(Material shown Opens)

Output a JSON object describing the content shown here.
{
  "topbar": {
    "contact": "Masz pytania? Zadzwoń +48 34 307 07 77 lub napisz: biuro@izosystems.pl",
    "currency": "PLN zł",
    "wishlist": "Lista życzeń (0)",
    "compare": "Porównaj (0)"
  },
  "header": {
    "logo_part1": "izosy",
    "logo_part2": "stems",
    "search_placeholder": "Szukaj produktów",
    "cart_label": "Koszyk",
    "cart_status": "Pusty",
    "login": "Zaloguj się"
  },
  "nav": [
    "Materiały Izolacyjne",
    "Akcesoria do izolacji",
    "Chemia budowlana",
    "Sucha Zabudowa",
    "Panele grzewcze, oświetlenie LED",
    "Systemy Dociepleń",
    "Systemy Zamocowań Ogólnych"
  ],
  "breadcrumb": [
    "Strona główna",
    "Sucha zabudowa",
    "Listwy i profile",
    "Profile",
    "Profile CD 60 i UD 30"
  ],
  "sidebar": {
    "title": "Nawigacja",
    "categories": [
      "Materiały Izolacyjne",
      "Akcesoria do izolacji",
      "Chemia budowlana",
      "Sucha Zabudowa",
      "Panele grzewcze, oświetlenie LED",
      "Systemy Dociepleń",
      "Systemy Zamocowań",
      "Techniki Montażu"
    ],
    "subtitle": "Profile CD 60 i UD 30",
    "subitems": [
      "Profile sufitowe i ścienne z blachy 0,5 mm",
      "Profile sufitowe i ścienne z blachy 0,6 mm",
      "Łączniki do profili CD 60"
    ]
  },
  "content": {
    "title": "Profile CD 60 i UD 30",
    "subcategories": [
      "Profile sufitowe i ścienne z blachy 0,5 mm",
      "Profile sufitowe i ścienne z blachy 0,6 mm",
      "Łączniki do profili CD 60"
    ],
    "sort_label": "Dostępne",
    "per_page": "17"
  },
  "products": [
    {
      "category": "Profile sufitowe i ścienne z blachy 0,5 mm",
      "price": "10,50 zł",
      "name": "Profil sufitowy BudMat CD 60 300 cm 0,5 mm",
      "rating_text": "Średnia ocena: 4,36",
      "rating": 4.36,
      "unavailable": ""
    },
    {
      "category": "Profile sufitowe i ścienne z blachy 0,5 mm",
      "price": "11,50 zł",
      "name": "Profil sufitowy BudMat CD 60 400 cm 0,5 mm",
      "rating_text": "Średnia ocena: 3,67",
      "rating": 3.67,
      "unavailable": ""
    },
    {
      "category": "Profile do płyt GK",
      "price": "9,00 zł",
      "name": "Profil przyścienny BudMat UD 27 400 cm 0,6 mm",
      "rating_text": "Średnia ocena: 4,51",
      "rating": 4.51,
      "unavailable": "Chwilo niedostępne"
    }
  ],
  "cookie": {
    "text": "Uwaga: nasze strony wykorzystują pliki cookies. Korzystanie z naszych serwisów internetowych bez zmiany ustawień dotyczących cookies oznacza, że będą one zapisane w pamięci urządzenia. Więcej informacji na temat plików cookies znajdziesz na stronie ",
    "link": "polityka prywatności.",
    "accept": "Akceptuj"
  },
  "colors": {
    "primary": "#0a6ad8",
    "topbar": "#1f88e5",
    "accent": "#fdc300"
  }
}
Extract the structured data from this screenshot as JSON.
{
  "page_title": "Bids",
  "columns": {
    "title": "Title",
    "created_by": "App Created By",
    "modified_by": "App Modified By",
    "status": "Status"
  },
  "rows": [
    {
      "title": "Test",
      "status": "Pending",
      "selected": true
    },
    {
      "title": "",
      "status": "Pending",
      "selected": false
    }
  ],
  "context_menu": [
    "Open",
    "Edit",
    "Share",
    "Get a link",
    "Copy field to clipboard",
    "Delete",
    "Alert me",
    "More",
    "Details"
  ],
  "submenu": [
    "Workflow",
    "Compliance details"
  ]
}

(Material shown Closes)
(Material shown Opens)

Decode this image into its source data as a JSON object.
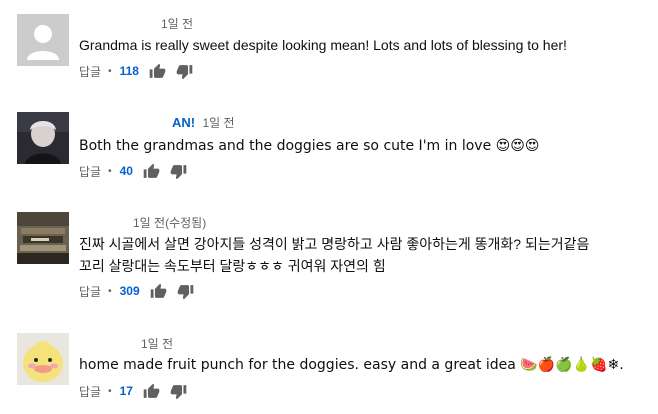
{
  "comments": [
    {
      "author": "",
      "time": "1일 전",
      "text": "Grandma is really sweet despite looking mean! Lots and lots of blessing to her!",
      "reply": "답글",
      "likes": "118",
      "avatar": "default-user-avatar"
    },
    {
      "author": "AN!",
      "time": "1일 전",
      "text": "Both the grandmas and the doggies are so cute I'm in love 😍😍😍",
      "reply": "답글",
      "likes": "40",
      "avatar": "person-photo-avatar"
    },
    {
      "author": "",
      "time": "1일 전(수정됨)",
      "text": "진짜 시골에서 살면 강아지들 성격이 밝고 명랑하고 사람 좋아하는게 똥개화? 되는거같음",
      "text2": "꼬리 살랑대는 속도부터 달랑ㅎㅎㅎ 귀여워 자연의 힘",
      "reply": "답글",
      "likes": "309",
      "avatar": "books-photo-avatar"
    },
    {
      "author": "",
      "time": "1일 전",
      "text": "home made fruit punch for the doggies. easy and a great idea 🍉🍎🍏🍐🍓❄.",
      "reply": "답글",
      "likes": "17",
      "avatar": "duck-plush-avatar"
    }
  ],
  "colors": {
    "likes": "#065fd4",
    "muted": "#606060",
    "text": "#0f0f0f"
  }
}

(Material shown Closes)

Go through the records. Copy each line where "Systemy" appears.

Exercise result –
    "Systemy Dociepleń",
    "Systemy Zamocowań Ogólnych"
      "Systemy Dociepleń",
      "Systemy Zamocowań",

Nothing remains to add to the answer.